Exercise directions
Output the full listing exactly, character for character.

##############################

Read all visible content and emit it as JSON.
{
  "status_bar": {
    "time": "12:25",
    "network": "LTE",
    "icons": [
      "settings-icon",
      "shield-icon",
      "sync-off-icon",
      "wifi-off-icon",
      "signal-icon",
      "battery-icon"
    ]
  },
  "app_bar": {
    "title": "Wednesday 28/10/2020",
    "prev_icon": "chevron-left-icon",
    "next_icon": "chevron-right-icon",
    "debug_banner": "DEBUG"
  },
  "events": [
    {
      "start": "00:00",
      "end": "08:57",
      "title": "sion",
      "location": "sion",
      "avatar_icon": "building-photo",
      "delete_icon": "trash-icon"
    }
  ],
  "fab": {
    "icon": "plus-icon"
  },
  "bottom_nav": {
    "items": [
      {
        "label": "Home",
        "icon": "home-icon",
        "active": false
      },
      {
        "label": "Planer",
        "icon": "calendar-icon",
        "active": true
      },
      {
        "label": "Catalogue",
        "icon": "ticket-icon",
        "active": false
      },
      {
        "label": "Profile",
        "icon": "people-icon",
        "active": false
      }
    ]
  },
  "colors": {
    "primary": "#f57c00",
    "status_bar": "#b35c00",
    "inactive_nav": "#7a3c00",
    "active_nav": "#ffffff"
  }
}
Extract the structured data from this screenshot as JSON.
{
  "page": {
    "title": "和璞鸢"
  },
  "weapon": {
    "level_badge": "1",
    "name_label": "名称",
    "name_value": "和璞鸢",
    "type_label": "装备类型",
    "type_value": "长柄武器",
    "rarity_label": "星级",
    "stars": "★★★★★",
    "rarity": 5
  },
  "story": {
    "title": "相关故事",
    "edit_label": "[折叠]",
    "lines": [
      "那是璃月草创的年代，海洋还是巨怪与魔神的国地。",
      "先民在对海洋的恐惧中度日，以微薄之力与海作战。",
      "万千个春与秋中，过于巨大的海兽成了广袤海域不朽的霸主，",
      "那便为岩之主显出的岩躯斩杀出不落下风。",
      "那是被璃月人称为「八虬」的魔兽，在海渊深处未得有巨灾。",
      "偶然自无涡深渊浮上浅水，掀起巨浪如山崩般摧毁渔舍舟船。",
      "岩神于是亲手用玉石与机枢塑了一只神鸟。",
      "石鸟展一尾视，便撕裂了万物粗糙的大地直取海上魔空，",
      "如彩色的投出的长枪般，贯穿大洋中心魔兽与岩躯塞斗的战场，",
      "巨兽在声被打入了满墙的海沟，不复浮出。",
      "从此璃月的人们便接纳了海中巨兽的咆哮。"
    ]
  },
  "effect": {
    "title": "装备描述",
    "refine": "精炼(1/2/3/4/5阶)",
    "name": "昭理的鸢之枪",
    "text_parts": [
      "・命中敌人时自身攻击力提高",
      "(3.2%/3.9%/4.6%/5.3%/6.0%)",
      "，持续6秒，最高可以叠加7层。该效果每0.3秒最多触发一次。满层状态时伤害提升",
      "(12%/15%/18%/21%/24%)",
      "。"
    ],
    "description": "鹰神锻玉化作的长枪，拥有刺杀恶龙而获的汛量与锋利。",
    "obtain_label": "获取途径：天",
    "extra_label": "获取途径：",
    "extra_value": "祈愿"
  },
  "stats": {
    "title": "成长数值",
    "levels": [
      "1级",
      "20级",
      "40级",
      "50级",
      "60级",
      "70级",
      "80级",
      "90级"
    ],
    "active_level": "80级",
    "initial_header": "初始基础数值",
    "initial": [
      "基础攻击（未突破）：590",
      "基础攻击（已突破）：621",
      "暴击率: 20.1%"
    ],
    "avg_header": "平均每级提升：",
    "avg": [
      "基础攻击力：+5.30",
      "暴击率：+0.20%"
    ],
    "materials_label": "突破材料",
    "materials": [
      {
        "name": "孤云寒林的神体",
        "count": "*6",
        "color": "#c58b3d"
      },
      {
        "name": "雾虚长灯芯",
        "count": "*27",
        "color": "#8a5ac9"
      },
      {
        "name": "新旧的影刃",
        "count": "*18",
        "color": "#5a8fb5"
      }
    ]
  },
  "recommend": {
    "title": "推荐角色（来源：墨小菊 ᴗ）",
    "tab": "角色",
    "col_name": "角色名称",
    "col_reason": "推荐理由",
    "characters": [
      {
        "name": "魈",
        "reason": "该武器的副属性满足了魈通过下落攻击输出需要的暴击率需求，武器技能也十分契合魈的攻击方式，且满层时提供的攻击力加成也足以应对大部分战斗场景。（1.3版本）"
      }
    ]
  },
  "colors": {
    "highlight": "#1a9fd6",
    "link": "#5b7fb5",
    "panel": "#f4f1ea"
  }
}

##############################

Answer space
Read all visible content and emit it as JSON.
{
  "status_bar": {
    "time": "12:25",
    "network": "LTE",
    "icons": [
      "settings-icon",
      "shield-icon",
      "sync-off-icon",
      "wifi-off-icon",
      "signal-icon",
      "battery-icon"
    ]
  },
  "app_bar": {
    "title": "Wednesday 28/10/2020",
    "prev_icon": "chevron-left-icon",
    "next_icon": "chevron-right-icon",
    "debug_banner": "DEBUG"
  },
  "events": [
    {
      "start": "00:00",
      "end": "08:57",
      "title": "sion",
      "location": "sion",
      "avatar_icon": "building-photo",
      "delete_icon": "trash-icon"
    }
  ],
  "fab": {
    "icon": "plus-icon"
  },
  "bottom_nav": {
    "items": [
      {
        "label": "Home",
        "icon": "home-icon",
        "active": false
      },
      {
        "label": "Planer",
        "icon": "calendar-icon",
        "active": true
      },
      {
        "label": "Catalogue",
        "icon": "ticket-icon",
        "active": false
      },
      {
        "label": "Profile",
        "icon": "people-icon",
        "active": false
      }
    ]
  },
  "colors": {
    "primary": "#f57c00",
    "status_bar": "#b35c00",
    "inactive_nav": "#7a3c00",
    "active_nav": "#ffffff"
  }
}
Extract the structured data from this screenshot as JSON.
{
  "page": {
    "title": "和璞鸢"
  },
  "weapon": {
    "level_badge": "1",
    "name_label": "名称",
    "name_value": "和璞鸢",
    "type_label": "装备类型",
    "type_value": "长柄武器",
    "rarity_label": "星级",
    "stars": "★★★★★",
    "rarity": 5
  },
  "story": {
    "title": "相关故事",
    "edit_label": "[折叠]",
    "lines": [
      "那是璃月草创的年代，海洋还是巨怪与魔神的国地。",
      "先民在对海洋的恐惧中度日，以微薄之力与海作战。",
      "万千个春与秋中，过于巨大的海兽成了广袤海域不朽的霸主，",
      "那便为岩之主显出的岩躯斩杀出不落下风。",
      "那是被璃月人称为「八虬」的魔兽，在海渊深处未得有巨灾。",
      "偶然自无涡深渊浮上浅水，掀起巨浪如山崩般摧毁渔舍舟船。",
      "岩神于是亲手用玉石与机枢塑了一只神鸟。",
      "石鸟展一尾视，便撕裂了万物粗糙的大地直取海上魔空，",
      "如彩色的投出的长枪般，贯穿大洋中心魔兽与岩躯塞斗的战场，",
      "巨兽在声被打入了满墙的海沟，不复浮出。",
      "从此璃月的人们便接纳了海中巨兽的咆哮。"
    ]
  },
  "effect": {
    "title": "装备描述",
    "refine": "精炼(1/2/3/4/5阶)",
    "name": "昭理的鸢之枪",
    "text_parts": [
      "・命中敌人时自身攻击力提高",
      "(3.2%/3.9%/4.6%/5.3%/6.0%)",
      "，持续6秒，最高可以叠加7层。该效果每0.3秒最多触发一次。满层状态时伤害提升",
      "(12%/15%/18%/21%/24%)",
      "。"
    ],
    "description": "鹰神锻玉化作的长枪，拥有刺杀恶龙而获的汛量与锋利。",
    "obtain_label": "获取途径：天",
    "extra_label": "获取途径：",
    "extra_value": "祈愿"
  },
  "stats": {
    "title": "成长数值",
    "levels": [
      "1级",
      "20级",
      "40级",
      "50级",
      "60级",
      "70级",
      "80级",
      "90级"
    ],
    "active_level": "80级",
    "initial_header": "初始基础数值",
    "initial": [
      "基础攻击（未突破）：590",
      "基础攻击（已突破）：621",
      "暴击率: 20.1%"
    ],
    "avg_header": "平均每级提升：",
    "avg": [
      "基础攻击力：+5.30",
      "暴击率：+0.20%"
    ],
    "materials_label": "突破材料",
    "materials": [
      {
        "name": "孤云寒林的神体",
        "count": "*6",
        "color": "#c58b3d"
      },
      {
        "name": "雾虚长灯芯",
        "count": "*27",
        "color": "#8a5ac9"
      },
      {
        "name": "新旧的影刃",
        "count": "*18",
        "color": "#5a8fb5"
      }
    ]
  },
  "recommend": {
    "title": "推荐角色（来源：墨小菊 ᴗ）",
    "tab": "角色",
    "col_name": "角色名称",
    "col_reason": "推荐理由",
    "characters": [
      {
        "name": "魈",
        "reason": "该武器的副属性满足了魈通过下落攻击输出需要的暴击率需求，武器技能也十分契合魈的攻击方式，且满层时提供的攻击力加成也足以应对大部分战斗场景。（1.3版本）"
      }
    ]
  },
  "colors": {
    "highlight": "#1a9fd6",
    "link": "#5b7fb5",
    "panel": "#f4f1ea"
  }
}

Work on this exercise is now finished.